“Back in 2002, I was getting ready for for my first one-person show, which was in New York at the The Lesbian, Gay, Bisexual & Transgender Community Center. It had several portraits of gay men who were ‘out’ in varying professions. Some were ‘heroes’ like 9-11 responders, and James Dale, the Eagle Scout who went to the Supreme Court over the Boy Scouts of America’s policies. I went to Provincetown the summer before the show and just happened to meet Barney Frank. I asked him if he’d pose for photos for a painting and over time, through his secretaries in Boston, then DC, he agreed. He came to the opening and after-party back in Fall 2002, which was the first time he had ever visited the NY Gay Center.”
I also asked Senator Hoylman to share some thoughts about the painting.

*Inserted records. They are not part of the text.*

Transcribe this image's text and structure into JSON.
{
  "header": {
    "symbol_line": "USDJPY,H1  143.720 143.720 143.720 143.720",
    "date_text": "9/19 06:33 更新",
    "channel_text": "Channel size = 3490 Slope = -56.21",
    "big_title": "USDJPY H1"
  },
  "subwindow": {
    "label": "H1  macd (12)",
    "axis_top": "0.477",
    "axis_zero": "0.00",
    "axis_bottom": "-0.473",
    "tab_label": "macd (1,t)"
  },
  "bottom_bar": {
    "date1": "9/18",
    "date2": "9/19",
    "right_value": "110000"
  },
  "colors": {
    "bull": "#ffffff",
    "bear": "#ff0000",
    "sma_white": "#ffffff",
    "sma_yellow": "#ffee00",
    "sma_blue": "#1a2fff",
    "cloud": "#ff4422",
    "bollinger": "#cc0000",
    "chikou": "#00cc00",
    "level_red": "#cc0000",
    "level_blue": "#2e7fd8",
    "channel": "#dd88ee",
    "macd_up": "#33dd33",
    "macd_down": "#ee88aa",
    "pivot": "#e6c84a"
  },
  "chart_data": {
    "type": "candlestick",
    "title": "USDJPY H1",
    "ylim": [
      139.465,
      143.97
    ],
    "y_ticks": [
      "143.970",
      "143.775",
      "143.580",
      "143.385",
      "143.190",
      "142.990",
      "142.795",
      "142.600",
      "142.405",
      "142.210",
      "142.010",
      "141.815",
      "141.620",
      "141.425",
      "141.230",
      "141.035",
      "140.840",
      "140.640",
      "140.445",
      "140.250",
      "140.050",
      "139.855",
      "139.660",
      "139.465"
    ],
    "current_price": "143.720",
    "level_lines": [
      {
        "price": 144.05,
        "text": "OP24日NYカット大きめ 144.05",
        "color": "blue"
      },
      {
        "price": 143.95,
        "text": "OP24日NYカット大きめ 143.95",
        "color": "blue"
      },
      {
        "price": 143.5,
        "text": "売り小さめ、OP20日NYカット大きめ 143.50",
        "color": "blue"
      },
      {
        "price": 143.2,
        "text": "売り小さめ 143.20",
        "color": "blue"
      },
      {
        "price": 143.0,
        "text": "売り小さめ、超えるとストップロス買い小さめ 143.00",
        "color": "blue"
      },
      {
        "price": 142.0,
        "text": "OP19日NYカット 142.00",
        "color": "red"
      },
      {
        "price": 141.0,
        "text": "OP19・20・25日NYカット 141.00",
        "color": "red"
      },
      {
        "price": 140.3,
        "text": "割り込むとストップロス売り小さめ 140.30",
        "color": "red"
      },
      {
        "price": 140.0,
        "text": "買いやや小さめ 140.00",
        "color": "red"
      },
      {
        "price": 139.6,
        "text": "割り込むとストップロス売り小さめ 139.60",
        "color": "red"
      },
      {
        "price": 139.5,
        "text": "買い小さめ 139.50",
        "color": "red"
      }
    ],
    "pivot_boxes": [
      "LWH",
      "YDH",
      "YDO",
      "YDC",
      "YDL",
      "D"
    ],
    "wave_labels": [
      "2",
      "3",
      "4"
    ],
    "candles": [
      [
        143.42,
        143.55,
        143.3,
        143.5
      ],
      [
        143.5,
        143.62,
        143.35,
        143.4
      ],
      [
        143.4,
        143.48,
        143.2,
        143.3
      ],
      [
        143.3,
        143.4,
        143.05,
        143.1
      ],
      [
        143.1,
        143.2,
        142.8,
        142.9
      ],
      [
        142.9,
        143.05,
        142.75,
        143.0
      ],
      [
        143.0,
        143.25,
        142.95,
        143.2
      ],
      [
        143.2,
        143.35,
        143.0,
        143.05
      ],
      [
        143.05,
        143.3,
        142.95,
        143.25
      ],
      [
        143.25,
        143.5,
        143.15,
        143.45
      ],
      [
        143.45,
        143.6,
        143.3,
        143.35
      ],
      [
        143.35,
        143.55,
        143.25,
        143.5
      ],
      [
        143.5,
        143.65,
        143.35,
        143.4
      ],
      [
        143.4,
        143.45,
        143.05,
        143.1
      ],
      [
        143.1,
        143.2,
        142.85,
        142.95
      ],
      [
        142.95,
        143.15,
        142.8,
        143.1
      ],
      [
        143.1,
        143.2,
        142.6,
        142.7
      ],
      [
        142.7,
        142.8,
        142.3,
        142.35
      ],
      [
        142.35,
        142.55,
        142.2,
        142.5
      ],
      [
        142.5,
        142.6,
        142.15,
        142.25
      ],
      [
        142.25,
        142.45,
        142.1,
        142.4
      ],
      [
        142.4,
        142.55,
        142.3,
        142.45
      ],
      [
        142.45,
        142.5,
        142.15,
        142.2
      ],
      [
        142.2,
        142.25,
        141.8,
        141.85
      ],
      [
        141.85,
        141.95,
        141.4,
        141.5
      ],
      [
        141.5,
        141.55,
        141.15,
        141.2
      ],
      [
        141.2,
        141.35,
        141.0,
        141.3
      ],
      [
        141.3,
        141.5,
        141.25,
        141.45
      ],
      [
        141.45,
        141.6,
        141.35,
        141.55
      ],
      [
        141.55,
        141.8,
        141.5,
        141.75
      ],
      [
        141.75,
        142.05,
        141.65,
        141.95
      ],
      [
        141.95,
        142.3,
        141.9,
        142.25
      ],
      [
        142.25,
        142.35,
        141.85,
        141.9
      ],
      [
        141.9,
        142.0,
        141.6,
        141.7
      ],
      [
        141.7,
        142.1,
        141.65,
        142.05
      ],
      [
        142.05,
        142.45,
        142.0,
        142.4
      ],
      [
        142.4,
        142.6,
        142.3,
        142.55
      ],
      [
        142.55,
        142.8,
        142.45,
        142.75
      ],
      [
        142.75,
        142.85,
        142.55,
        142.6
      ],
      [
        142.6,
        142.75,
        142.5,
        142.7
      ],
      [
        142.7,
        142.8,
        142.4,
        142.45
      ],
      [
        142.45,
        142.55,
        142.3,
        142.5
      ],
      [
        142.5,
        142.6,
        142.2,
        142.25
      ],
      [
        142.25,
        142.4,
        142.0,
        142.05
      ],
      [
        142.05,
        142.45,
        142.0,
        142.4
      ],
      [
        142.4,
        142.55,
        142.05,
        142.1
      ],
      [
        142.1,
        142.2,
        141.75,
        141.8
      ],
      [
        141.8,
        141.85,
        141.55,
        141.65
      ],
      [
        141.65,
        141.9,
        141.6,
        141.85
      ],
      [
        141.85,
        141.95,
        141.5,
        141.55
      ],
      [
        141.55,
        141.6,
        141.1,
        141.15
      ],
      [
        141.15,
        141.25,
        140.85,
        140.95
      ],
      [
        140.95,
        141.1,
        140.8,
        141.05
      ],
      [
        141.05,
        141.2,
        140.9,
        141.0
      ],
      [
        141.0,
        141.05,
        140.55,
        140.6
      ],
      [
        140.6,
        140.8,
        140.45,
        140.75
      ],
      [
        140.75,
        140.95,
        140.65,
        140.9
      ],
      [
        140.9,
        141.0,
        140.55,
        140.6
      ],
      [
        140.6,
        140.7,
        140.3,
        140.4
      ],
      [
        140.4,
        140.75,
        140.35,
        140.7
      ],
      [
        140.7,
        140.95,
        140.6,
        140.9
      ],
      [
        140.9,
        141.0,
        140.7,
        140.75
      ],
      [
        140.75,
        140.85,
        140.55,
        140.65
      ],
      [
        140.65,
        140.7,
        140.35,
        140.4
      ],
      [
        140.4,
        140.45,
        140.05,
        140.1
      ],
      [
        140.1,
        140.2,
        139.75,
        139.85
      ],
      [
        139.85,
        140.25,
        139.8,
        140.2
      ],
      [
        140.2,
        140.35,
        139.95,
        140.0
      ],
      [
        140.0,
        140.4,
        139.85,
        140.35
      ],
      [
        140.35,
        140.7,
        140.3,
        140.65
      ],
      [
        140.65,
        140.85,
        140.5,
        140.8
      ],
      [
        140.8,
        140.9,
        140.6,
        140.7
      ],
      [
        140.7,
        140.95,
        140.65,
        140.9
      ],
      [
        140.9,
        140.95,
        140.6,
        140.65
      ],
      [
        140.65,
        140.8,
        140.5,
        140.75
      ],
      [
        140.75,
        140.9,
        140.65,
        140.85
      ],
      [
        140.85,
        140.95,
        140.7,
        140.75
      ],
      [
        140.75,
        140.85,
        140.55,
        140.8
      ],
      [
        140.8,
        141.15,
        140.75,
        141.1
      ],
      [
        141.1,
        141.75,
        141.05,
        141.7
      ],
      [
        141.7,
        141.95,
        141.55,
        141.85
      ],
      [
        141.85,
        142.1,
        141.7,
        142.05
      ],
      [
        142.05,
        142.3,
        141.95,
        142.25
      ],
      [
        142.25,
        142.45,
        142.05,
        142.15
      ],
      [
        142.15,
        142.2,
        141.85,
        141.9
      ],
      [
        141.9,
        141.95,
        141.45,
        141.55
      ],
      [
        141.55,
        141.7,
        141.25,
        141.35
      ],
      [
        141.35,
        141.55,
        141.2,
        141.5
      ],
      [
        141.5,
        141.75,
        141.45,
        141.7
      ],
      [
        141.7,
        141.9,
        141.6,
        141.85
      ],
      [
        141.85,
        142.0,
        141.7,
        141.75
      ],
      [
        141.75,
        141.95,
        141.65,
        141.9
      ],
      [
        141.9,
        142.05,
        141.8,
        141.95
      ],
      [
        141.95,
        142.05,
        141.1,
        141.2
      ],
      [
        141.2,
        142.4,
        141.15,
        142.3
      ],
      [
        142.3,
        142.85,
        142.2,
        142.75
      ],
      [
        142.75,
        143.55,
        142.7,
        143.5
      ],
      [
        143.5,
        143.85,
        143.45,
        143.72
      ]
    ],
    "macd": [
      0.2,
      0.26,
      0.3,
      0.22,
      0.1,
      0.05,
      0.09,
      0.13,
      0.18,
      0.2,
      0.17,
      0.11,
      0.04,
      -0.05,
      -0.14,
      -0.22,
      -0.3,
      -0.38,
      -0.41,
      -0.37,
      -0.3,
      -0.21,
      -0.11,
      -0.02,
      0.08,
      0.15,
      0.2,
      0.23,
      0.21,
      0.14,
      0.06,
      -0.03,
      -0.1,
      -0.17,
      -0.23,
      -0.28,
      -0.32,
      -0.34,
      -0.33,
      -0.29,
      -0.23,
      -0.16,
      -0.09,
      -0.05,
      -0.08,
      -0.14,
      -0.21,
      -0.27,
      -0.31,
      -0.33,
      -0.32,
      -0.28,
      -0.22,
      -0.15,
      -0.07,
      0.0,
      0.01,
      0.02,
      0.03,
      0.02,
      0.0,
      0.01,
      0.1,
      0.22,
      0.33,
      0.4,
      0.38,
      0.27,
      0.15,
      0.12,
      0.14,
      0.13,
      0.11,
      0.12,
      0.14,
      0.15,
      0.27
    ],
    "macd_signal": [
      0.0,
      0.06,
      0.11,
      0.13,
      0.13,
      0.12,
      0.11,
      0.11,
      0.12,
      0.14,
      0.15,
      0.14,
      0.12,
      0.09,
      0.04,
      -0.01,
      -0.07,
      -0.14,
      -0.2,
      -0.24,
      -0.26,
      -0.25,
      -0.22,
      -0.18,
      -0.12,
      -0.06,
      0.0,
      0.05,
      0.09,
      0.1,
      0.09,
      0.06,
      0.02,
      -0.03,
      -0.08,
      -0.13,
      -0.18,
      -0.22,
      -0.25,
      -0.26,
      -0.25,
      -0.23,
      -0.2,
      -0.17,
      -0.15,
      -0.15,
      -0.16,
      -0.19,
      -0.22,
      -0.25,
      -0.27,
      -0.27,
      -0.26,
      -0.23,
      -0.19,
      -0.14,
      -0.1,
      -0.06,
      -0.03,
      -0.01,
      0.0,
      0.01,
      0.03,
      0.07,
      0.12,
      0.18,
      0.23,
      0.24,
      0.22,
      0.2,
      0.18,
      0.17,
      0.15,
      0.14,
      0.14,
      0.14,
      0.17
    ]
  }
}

His answers are in quotes below:
How did you first discover the painting of Barney Frank?
“I learned of it during a tour of the Leslie-Lohman Museum of Gay & Lesbian Art and was subsequently offered it on a six-month loan. The benefactor apparently wanted it displayed in the office of a public official and I’m glad I fit the bill.”
For you, does the portrait capture particular qualities of Congressman Frank?
“Yes, I think it captures his irascibility. Congressman Frank was an aggressive street-fighter of sorts and that comes through, too. It appears almost as if he’s returning from a hard day’s battle from Capitol Hill.”
What does it mean to you to exhibit art in your office, as opposed to your home?
“I’m excited for constituents to view it. We recently gave out free flu shots to over 100 people in my office and the portrait really engaged them and raised a lot of interesting questions and comments. It’s also inspiring for my staff and me to work in the presence of such an historic LGBT public figure.”
It’s already rare for a painting to get exhibited in public spaces. It’s more rare for a painting to arrive in a place where public policy is shaped. Hopefully, George’s painting will feel right at home.